What the exercise asks:
Your answer should be the records below, written out exactly.

Source information:
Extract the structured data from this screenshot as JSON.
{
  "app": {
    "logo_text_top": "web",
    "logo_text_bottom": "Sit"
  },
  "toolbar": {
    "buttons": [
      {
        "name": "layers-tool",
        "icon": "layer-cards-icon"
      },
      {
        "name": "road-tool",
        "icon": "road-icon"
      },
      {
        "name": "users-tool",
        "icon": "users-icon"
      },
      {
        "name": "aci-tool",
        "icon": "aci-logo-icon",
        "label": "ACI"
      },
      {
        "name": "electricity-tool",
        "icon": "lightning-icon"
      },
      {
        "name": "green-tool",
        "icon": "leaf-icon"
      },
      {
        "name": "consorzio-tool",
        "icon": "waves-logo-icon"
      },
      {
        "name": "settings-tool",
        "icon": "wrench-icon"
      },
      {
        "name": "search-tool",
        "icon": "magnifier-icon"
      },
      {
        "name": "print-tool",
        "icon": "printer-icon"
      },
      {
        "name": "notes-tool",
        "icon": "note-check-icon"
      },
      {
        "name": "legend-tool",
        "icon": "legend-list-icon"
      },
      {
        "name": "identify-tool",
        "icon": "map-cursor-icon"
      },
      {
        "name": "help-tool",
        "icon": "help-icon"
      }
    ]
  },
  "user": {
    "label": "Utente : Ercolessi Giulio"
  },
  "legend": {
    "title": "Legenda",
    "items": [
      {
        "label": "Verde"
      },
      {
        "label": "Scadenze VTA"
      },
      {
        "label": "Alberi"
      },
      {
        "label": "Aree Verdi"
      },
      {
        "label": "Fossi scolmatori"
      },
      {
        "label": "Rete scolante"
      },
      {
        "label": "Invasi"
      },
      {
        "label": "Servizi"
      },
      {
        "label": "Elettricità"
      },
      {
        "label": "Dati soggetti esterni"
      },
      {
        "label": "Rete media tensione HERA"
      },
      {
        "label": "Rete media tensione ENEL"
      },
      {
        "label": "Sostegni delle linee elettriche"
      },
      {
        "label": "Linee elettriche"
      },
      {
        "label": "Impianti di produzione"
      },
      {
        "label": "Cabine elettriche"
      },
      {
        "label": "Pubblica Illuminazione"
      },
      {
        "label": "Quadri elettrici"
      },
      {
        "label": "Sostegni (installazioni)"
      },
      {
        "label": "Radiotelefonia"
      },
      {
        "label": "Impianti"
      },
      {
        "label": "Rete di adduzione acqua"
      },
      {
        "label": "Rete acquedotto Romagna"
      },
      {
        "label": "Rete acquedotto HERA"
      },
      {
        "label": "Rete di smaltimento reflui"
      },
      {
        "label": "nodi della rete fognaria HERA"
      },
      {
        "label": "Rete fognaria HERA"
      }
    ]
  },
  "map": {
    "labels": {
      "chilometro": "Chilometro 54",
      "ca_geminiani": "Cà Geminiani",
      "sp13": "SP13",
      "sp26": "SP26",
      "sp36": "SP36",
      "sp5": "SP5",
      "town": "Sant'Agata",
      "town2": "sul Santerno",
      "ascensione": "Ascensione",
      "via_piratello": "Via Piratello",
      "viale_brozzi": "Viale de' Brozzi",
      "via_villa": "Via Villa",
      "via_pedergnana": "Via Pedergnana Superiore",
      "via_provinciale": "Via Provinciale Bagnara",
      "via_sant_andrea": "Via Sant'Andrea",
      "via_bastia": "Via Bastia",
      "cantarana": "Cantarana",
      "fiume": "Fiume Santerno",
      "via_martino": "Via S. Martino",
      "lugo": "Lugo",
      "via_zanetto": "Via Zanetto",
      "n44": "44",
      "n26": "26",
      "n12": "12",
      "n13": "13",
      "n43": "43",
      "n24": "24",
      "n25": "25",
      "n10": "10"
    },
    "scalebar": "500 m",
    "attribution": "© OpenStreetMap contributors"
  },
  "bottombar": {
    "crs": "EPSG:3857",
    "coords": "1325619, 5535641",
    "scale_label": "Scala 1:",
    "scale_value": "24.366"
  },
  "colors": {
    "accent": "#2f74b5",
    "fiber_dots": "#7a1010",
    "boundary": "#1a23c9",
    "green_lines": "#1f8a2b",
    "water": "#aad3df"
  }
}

Worked solution:
Extract the structured data from this screenshot as JSON.
{
  "app": {
    "logo_text_top": "web",
    "logo_text_bottom": "Sit"
  },
  "toolbar": {
    "buttons": [
      {
        "name": "layers-tool",
        "icon": "layer-cards-icon"
      },
      {
        "name": "road-tool",
        "icon": "road-icon"
      },
      {
        "name": "users-tool",
        "icon": "users-icon"
      },
      {
        "name": "aci-tool",
        "icon": "aci-logo-icon",
        "label": "ACI"
      },
      {
        "name": "electricity-tool",
        "icon": "lightning-icon"
      },
      {
        "name": "green-tool",
        "icon": "leaf-icon"
      },
      {
        "name": "consorzio-tool",
        "icon": "waves-logo-icon"
      },
      {
        "name": "settings-tool",
        "icon": "wrench-icon"
      },
      {
        "name": "search-tool",
        "icon": "magnifier-icon"
      },
      {
        "name": "print-tool",
        "icon": "printer-icon"
      },
      {
        "name": "notes-tool",
        "icon": "note-check-icon"
      },
      {
        "name": "legend-tool",
        "icon": "legend-list-icon"
      },
      {
        "name": "identify-tool",
        "icon": "map-cursor-icon"
      },
      {
        "name": "help-tool",
        "icon": "help-icon"
      }
    ]
  },
  "user": {
    "label": "Utente : Ercolessi Giulio"
  },
  "legend": {
    "title": "Legenda",
    "items": [
      {
        "label": "Verde"
      },
      {
        "label": "Scadenze VTA"
      },
      {
        "label": "Alberi"
      },
      {
        "label": "Aree Verdi"
      },
      {
        "label": "Fossi scolmatori"
      },
      {
        "label": "Rete scolante"
      },
      {
        "label": "Invasi"
      },
      {
        "label": "Servizi"
      },
      {
        "label": "Elettricità"
      },
      {
        "label": "Dati soggetti esterni"
      },
      {
        "label": "Rete media tensione HERA"
      },
      {
        "label": "Rete media tensione ENEL"
      },
      {
        "label": "Sostegni delle linee elettriche"
      },
      {
        "label": "Linee elettriche"
      },
      {
        "label": "Impianti di produzione"
      },
      {
        "label": "Cabine elettriche"
      },
      {
        "label": "Pubblica Illuminazione"
      },
      {
        "label": "Quadri elettrici"
      },
      {
        "label": "Sostegni (installazioni)"
      },
      {
        "label": "Radiotelefonia"
      },
      {
        "label": "Impianti"
      },
      {
        "label": "Rete di adduzione acqua"
      },
      {
        "label": "Rete acquedotto Romagna"
      },
      {
        "label": "Rete acquedotto HERA"
      },
      {
        "label": "Rete di smaltimento reflui"
      },
      {
        "label": "nodi della rete fognaria HERA"
      },
      {
        "label": "Rete fognaria HERA"
      }
    ]
  },
  "map": {
    "labels": {
      "chilometro": "Chilometro 54",
      "ca_geminiani": "Cà Geminiani",
      "sp13": "SP13",
      "sp26": "SP26",
      "sp36": "SP36",
      "sp5": "SP5",
      "town": "Sant'Agata",
      "town2": "sul Santerno",
      "ascensione": "Ascensione",
      "via_piratello": "Via Piratello",
      "viale_brozzi": "Viale de' Brozzi",
      "via_villa": "Via Villa",
      "via_pedergnana": "Via Pedergnana Superiore",
      "via_provinciale": "Via Provinciale Bagnara",
      "via_sant_andrea": "Via Sant'Andrea",
      "via_bastia": "Via Bastia",
      "cantarana": "Cantarana",
      "fiume": "Fiume Santerno",
      "via_martino": "Via S. Martino",
      "lugo": "Lugo",
      "via_zanetto": "Via Zanetto",
      "n44": "44",
      "n26": "26",
      "n12": "12",
      "n13": "13",
      "n43": "43",
      "n24": "24",
      "n25": "25",
      "n10": "10"
    },
    "scalebar": "500 m",
    "attribution": "© OpenStreetMap contributors"
  },
  "bottombar": {
    "crs": "EPSG:3857",
    "coords": "1325619, 5535641",
    "scale_label": "Scala 1:",
    "scale_value": "24.366"
  },
  "colors": {
    "accent": "#2f74b5",
    "fiber_dots": "#7a1010",
    "boundary": "#1a23c9",
    "green_lines": "#1f8a2b",
    "water": "#aad3df"
  }
}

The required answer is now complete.